by Michael Smith (Veshengro)
The Left, the Labor Movement, must finds its way back to its roots, to the true socialism and communism from which it sprang and must abandon the misguided idea of being able to reform capitalism and make it into a user friendly version.
The British Labour Party and other political parties that proclaim socialism and social democracy are but apologists and have came off the rail like a train that has hit a fault switch. The Labour Party, for sure, has deserted its roots, the labor and trade union movement which founded it and has stabbed the working class in the back and continues to do so.
Not that the British Labour Party is alone in this of all the working class parties of Europe and the rest of the world. Far from it.
Labour, however, is literally advocating the creation of capitalism lite and Ed Milliband appears to have said as much in February 2014 and this is a total abandonment of the working class and of the principles on which the party was founded.
The majority of the British trade unions are, today, also no better in that they too are but interested, the leaders that is, in their cushy jobs at the top of those unions, drawing salaries that equal those of captains of industry, while their members are forced to eek out a living at less than the living wage.
Democracy is the road to socialism, said Marx. That is fine and good as long as it is true democracy where the central institutions in society are under popular control. What is, however, masquerading as democracy under capitalism is not democracy by definition. It is a system in which the central institutions of society are in principle under autocratic control and predominately by the corporations via lobbying and other way of influence exerted upon the do-called government. This makes capitalism, de facto, fascist in nature. There is tight control from at the top and strict obedience is established on every level and enforced.
Until such a time that all major institutions of society are under popular control of participants and communities it is pointless to talk about democracy and to claim that we live in one.
Having said that, however, we must also ensure that the parties of the Left do not tread the course that the CPSU did once Stalin got the helm and forced collectivization, for instance, on the peasants in a way that killed many tens of thousands of them in the villages and those that were, as kulaks and kulak agents, deported to the wastes of Siberia for no other crime than wishing not to forcibly be joined to the kolchoz.
The collectivization was intended, by Lenin, to be voluntarily but under Stalin and his henchmen it became something else rather, as did many other things.
The entire economy was turned into state capitalism rather than socialism and communism and the means of production instead of ending up in the hands of the workers ended up in the hands of the state. That, however, was already a fault in Marx's thinking itself and should never have been cropped up nor adopted.
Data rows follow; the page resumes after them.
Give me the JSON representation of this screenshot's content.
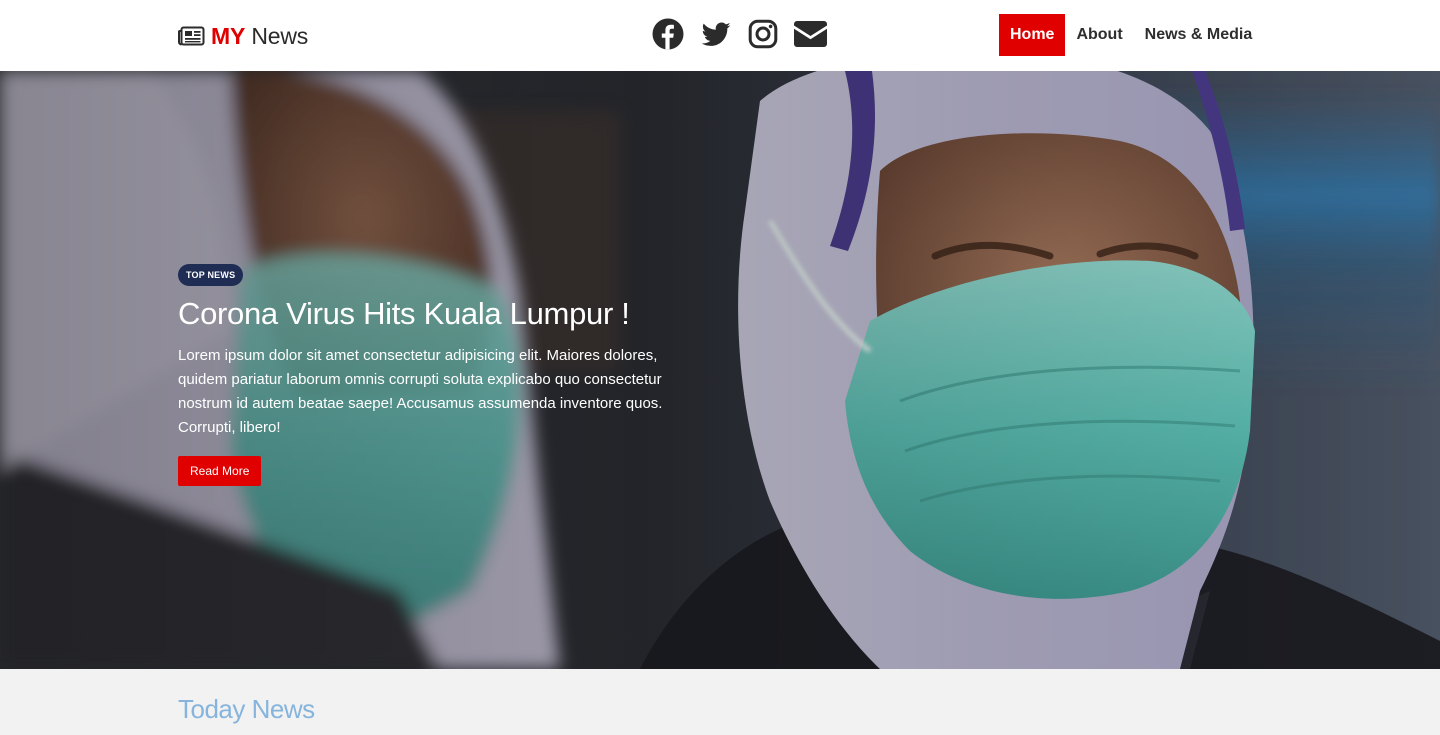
{
  "header": {
    "brand_prefix": "MY",
    "brand_name": "News",
    "brand_icon": "newspaper-icon",
    "socials": [
      {
        "name": "facebook-icon"
      },
      {
        "name": "twitter-icon"
      },
      {
        "name": "instagram-icon"
      },
      {
        "name": "envelope-icon"
      }
    ],
    "nav": {
      "home": "Home",
      "about": "About",
      "media": "News & Media"
    }
  },
  "hero": {
    "badge": "TOP NEWS",
    "title": "Corona Virus Hits Kuala Lumpur !",
    "summary": "Lorem ipsum dolor sit amet consectetur adipisicing elit. Maiores dolores, quidem pariatur laborum omnis corrupti soluta explicabo quo consectetur nostrum id autem beatae saepe! Accusamus assumenda inventore quos. Corrupti, libero!",
    "read_more": "Read More"
  },
  "today": {
    "title": "Today News"
  },
  "colors": {
    "accent": "#e00000",
    "badge": "#1f2d55",
    "section_title": "#86b4dc",
    "icon": "#2b2b2b"
  }
}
The means of production must be in the hands of those that work with those means and that means the workers and not the state. The state, in itself, is something that should be reconsidered also.
It is true that public utilities and transport, such as buses, trams and trains must be, well, public but businesses of all other kinds should be worker's cooperatives, family or individuals and not state monopolies or so-called “people's owed enterprises” which are, in fact, but state run with the workers changing from wage slaves to a business owner or corporation to wage slaves of the state.
Having said the afore about public utilities and transport that is not to say that they cannot be run as worker-owned and operated enterprises. Far from it. In fact that may just be the best solution for all.
The roots of the Left are not Marx, Engels and Lenin but go much further back to what Marx and Engels referred to, condescendingly, as utopians, such as the Diggers, Owen and others in Britain of the centuries before and the same time, and those include the ideas of the Co-operative Commonwealth. And while those ideas, to a degree, may also have been flawed, in the current economical and political climate it is those that show that their way may be the one to embark upon properly.
We must learn from the past mistakes but have a look at the so-called and often discarded utopian systems for a solution. It is then a case of looking at all those systems and taking the best from all of them and creating a new way. And the one notion that we have to get away from altogether is the state and the necessity of it.